[Data excerpts]

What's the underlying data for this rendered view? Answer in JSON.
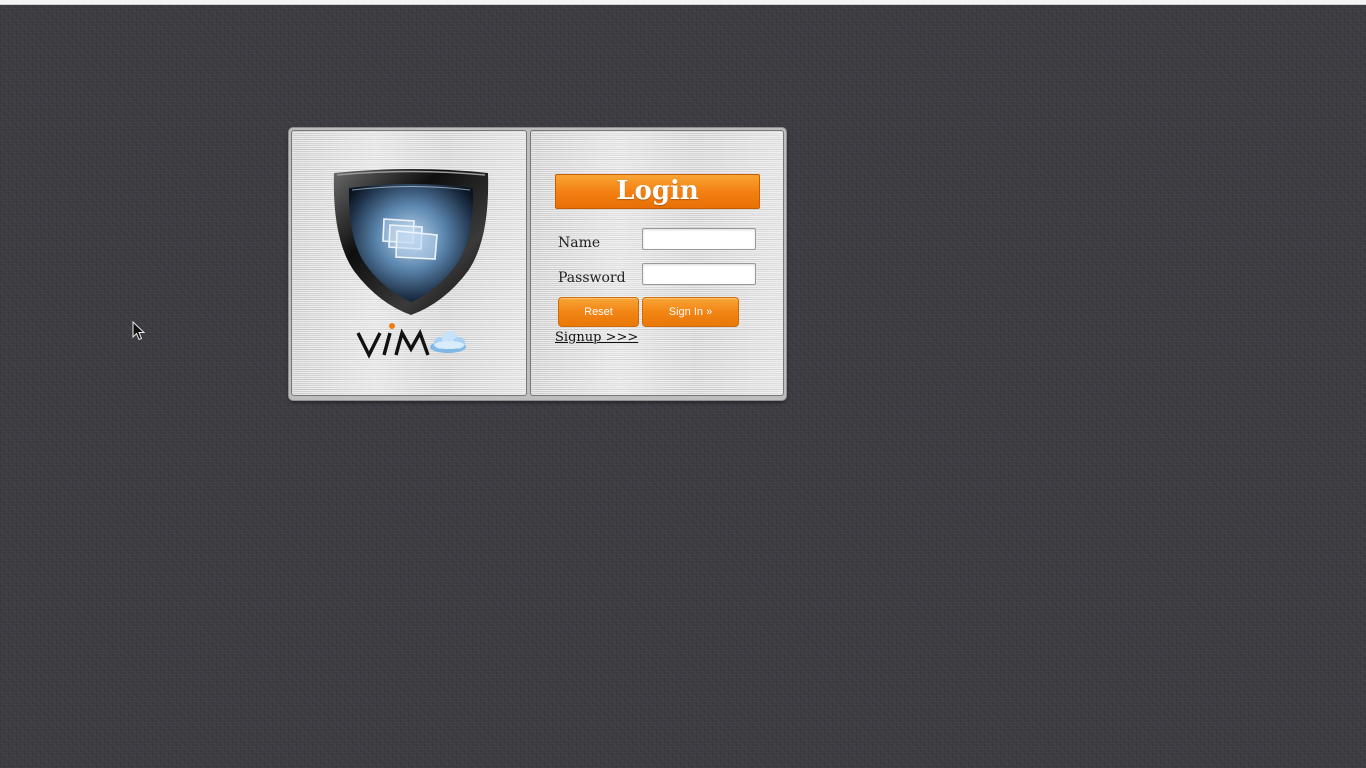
{
  "brand": {
    "logo_text": "VIM",
    "logo_icon": "cloud-icon",
    "emblem": "shield-icon"
  },
  "login": {
    "title": "Login",
    "fields": {
      "name_label": "Name",
      "name_value": "",
      "password_label": "Password",
      "password_value": ""
    },
    "buttons": {
      "reset_label": "Reset",
      "signin_label": "Sign In »"
    },
    "signup_label": "Signup >>>"
  },
  "colors": {
    "accent_orange": "#f28514",
    "background": "#3b3b41",
    "panel": "#d6d6d6"
  }
}
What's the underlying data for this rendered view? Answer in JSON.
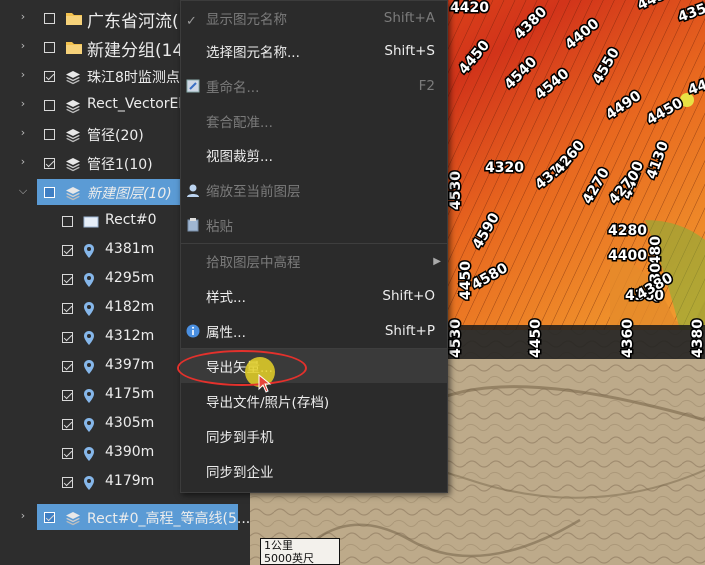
{
  "tree": {
    "items": [
      {
        "label": "广东省河流(",
        "type": "folder",
        "checked": false,
        "expander": "collapsed",
        "big": true
      },
      {
        "label": "新建分组(14",
        "type": "folder",
        "checked": false,
        "expander": "collapsed",
        "big": true
      },
      {
        "label": "珠江8时监测点位",
        "type": "layer",
        "checked": true,
        "expander": "collapsed"
      },
      {
        "label": "Rect_VectorElem",
        "type": "layer",
        "checked": false,
        "expander": "collapsed"
      },
      {
        "label": "管径(20)",
        "type": "layer",
        "checked": false,
        "expander": "collapsed"
      },
      {
        "label": "管径1(10)",
        "type": "layer",
        "checked": true,
        "expander": "collapsed"
      },
      {
        "label": "新建图层(10)",
        "type": "layer",
        "checked": false,
        "expander": "expanded",
        "selected": true
      },
      {
        "label": "Rect#0",
        "type": "rect",
        "checked": false
      },
      {
        "label": "4381m",
        "type": "pin",
        "checked": true
      },
      {
        "label": "4295m",
        "type": "pin",
        "checked": true
      },
      {
        "label": "4182m",
        "type": "pin",
        "checked": true
      },
      {
        "label": "4312m",
        "type": "pin",
        "checked": true
      },
      {
        "label": "4397m",
        "type": "pin",
        "checked": true
      },
      {
        "label": "4175m",
        "type": "pin",
        "checked": true
      },
      {
        "label": "4305m",
        "type": "pin",
        "checked": true
      },
      {
        "label": "4390m",
        "type": "pin",
        "checked": true
      },
      {
        "label": "4179m",
        "type": "pin",
        "checked": true
      },
      {
        "label": "Rect#0_高程_等高线(5...",
        "type": "layer",
        "checked": true,
        "expander": "collapsed",
        "selected": true
      }
    ]
  },
  "menu": {
    "items": [
      {
        "label": "显示图元名称",
        "shortcut": "Shift+A",
        "enabled": false,
        "icon": "check-icon"
      },
      {
        "label": "选择图元名称...",
        "shortcut": "Shift+S",
        "enabled": true
      },
      {
        "label": "重命名...",
        "shortcut": "F2",
        "enabled": false,
        "icon": "rename-icon"
      },
      {
        "label": "套合配准...",
        "shortcut": "",
        "enabled": false
      },
      {
        "label": "视图裁剪...",
        "shortcut": "",
        "enabled": true
      },
      {
        "label": "缩放至当前图层",
        "shortcut": "",
        "enabled": false,
        "icon": "zoom-layer-icon"
      },
      {
        "label": "粘贴",
        "shortcut": "",
        "enabled": false,
        "icon": "paste-icon"
      },
      {
        "label": "拾取图层中高程",
        "shortcut": "",
        "enabled": false,
        "submenu": true
      },
      {
        "label": "样式...",
        "shortcut": "Shift+O",
        "enabled": true
      },
      {
        "label": "属性...",
        "shortcut": "Shift+P",
        "enabled": true,
        "icon": "info-icon"
      },
      {
        "label": "导出矢量...",
        "shortcut": "",
        "enabled": true,
        "hover": true
      },
      {
        "label": "导出文件/照片(存档)",
        "shortcut": "",
        "enabled": true
      },
      {
        "label": "同步到手机",
        "shortcut": "",
        "enabled": true
      },
      {
        "label": "同步到企业",
        "shortcut": "",
        "enabled": true
      }
    ]
  },
  "map": {
    "contour_labels": [
      "4420",
      "4450",
      "4350",
      "4380",
      "4400",
      "4450",
      "4540",
      "4550",
      "4540",
      "4400",
      "4490",
      "4450",
      "4490",
      "4320",
      "4310",
      "4260",
      "4270",
      "4420",
      "4280",
      "4400",
      "4580",
      "4590",
      "4530",
      "4480",
      "4530",
      "4450",
      "4360",
      "4380",
      "4130",
      "4270"
    ],
    "scale": {
      "distance": "1公里",
      "ratio": "5000英尺"
    }
  }
}
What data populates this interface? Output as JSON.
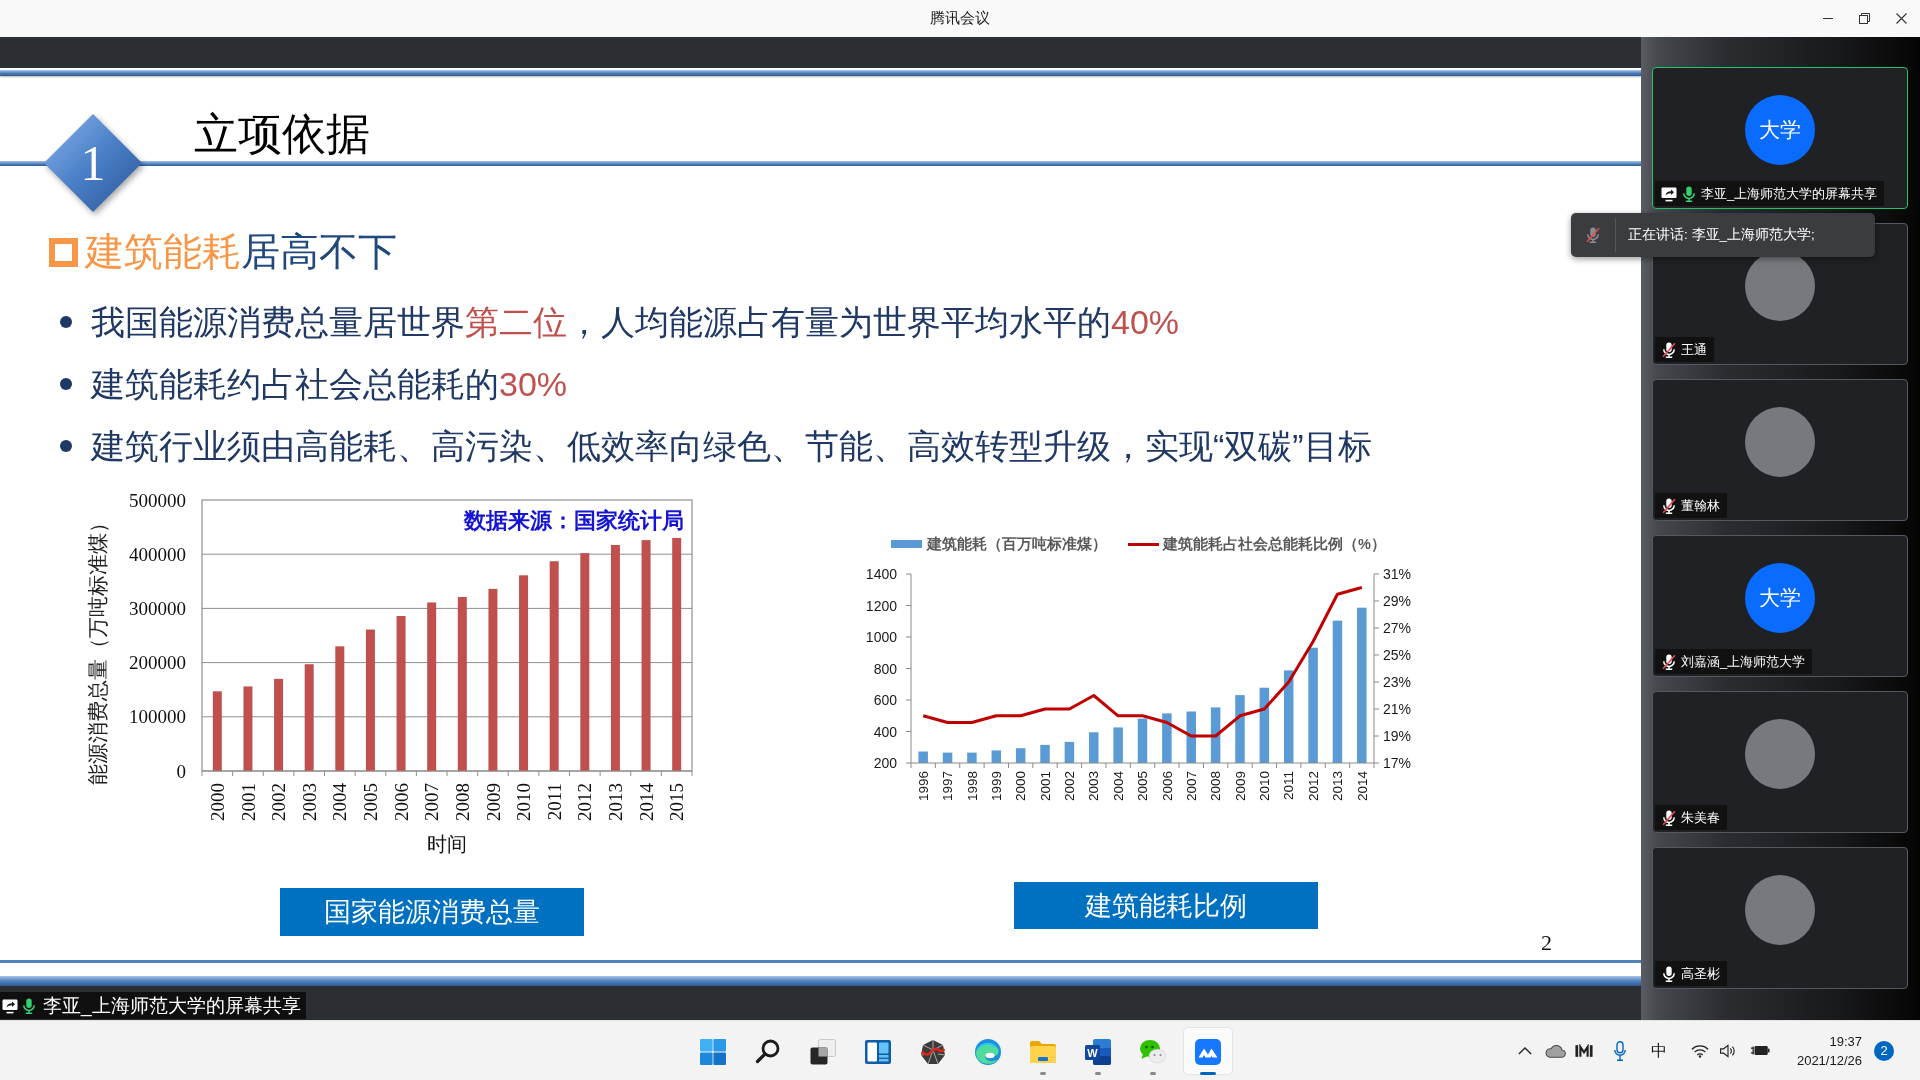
{
  "window": {
    "title": "腾讯会议"
  },
  "slide": {
    "section_number": "1",
    "title": "立项依据",
    "subtitle": {
      "segments": [
        {
          "text": "建筑能耗",
          "highlight": true
        },
        {
          "text": "居高不下",
          "highlight": false
        }
      ]
    },
    "bullets": [
      {
        "segments": [
          {
            "text": "我国能源消费总量居世界",
            "highlight": false
          },
          {
            "text": "第二位",
            "highlight": true
          },
          {
            "text": "，人均能源占有量为世界平均水平的",
            "highlight": false
          },
          {
            "text": "40%",
            "highlight": true
          }
        ]
      },
      {
        "segments": [
          {
            "text": "建筑能耗约占社会总能耗的",
            "highlight": false
          },
          {
            "text": "30%",
            "highlight": true
          }
        ]
      },
      {
        "segments": [
          {
            "text": "建筑行业须由高能耗、高污染、低效率向绿色、节能、高效转型升级，实现“双碳”目标",
            "highlight": false
          }
        ]
      }
    ],
    "left_chart": {
      "chart_data": {
        "type": "bar",
        "xlabel": "时间",
        "ylabel": "能源消费总量（万吨标准煤）",
        "categories": [
          "2000",
          "2001",
          "2002",
          "2003",
          "2004",
          "2005",
          "2006",
          "2007",
          "2008",
          "2009",
          "2010",
          "2011",
          "2012",
          "2013",
          "2014",
          "2015"
        ],
        "series": [
          {
            "color": "#c0504d",
            "values": [
              147000,
              156000,
              170000,
              197000,
              230000,
              261000,
              286000,
              311000,
              321000,
              336000,
              361000,
              387000,
              402000,
              417000,
              426000,
              430000
            ]
          }
        ],
        "ylim": [
          0,
          500000
        ],
        "yticks": [
          0,
          100000,
          200000,
          300000,
          400000,
          500000
        ],
        "grid": true,
        "annotations": [
          {
            "text": "数据来源：国家统计局"
          }
        ]
      },
      "caption": "国家能源消费总量"
    },
    "right_chart": {
      "chart_data": {
        "type": "bar",
        "categories": [
          "1996",
          "1997",
          "1998",
          "1999",
          "2000",
          "2001",
          "2002",
          "2003",
          "2004",
          "2005",
          "2006",
          "2007",
          "2008",
          "2009",
          "2010",
          "2011",
          "2012",
          "2013",
          "2014"
        ],
        "series": [
          {
            "name": "建筑能耗（百万吨标准煤）",
            "color": "#5b9bd5",
            "values": [
              273,
              266,
              266,
              280,
              294,
              315,
              334,
              395,
              426,
              482,
              515,
              527,
              553,
              631,
              678,
              788,
              932,
              1104,
              1186
            ]
          },
          {
            "type": "line",
            "axis": "y2",
            "name": "建筑能耗占社会总能耗比例（%）",
            "color": "#c00000",
            "values": [
              20.5,
              20,
              20,
              20.5,
              20.5,
              21,
              21,
              22,
              20.5,
              20.5,
              20,
              19,
              19,
              20.5,
              21,
              23,
              26,
              29.5,
              30
            ]
          }
        ],
        "ylim": [
          200,
          1400
        ],
        "yticks": [
          200,
          400,
          600,
          800,
          1000,
          1200,
          1400
        ],
        "y2lim": [
          17,
          31
        ],
        "y2ticks": [
          {
            "value": 17,
            "label": "17%"
          },
          {
            "value": 19,
            "label": "19%"
          },
          {
            "value": 21,
            "label": "21%"
          },
          {
            "value": 23,
            "label": "23%"
          },
          {
            "value": 25,
            "label": "25%"
          },
          {
            "value": 27,
            "label": "27%"
          },
          {
            "value": 29,
            "label": "29%"
          },
          {
            "value": 31,
            "label": "31%"
          }
        ]
      },
      "caption": "建筑能耗比例"
    },
    "page_number": "2"
  },
  "share_label": {
    "text": "李亚_上海师范大学的屏幕共享",
    "speaking": true
  },
  "participants": [
    {
      "name": "李亚_上海师范大学的屏幕共享",
      "avatar": {
        "kind": "text",
        "text": "大学"
      },
      "sharing": true,
      "muted": false,
      "speaking": true
    },
    {
      "name": "王通",
      "avatar": {
        "kind": "photo"
      },
      "sharing": false,
      "muted": true,
      "speaking": false
    },
    {
      "name": "董翰林",
      "avatar": {
        "kind": "photo"
      },
      "sharing": false,
      "muted": true,
      "speaking": false
    },
    {
      "name": "刘嘉涵_上海师范大学",
      "avatar": {
        "kind": "text",
        "text": "大学"
      },
      "sharing": false,
      "muted": true,
      "speaking": false
    },
    {
      "name": "朱美春",
      "avatar": {
        "kind": "photo"
      },
      "sharing": false,
      "muted": true,
      "speaking": false
    },
    {
      "name": "高圣彬",
      "avatar": {
        "kind": "photo"
      },
      "sharing": false,
      "muted": false,
      "speaking": false
    }
  ],
  "speaking_tooltip": {
    "text": "正在讲话: 李亚_上海师范大学;"
  },
  "taskbar": {
    "apps": [
      {
        "kind": "start",
        "running": false,
        "active": false
      },
      {
        "kind": "search",
        "running": false,
        "active": false
      },
      {
        "kind": "taskview",
        "running": false,
        "active": false
      },
      {
        "kind": "widgets",
        "running": false,
        "active": false
      },
      {
        "kind": "polyhedron",
        "running": false,
        "active": false
      },
      {
        "kind": "swirl",
        "running": false,
        "active": false
      },
      {
        "kind": "folder",
        "running": true,
        "active": false
      },
      {
        "kind": "document",
        "label": "W",
        "running": true,
        "active": false
      },
      {
        "kind": "chat",
        "running": true,
        "active": false
      },
      {
        "kind": "meeting",
        "running": true,
        "active": true
      }
    ],
    "tray": {
      "ime": "中",
      "time": "19:37",
      "date": "2021/12/26",
      "notifications": "2"
    }
  }
}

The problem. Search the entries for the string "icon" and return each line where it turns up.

Response to this task.
    "logo_icon": "cloud-icon",
    "emblem": "shield-icon"
        "icon": "check-icon"
        "icon": "rename-icon"
        "icon": "zoom-layer-icon"
        "icon": "paste-icon"
        "icon": "info-icon"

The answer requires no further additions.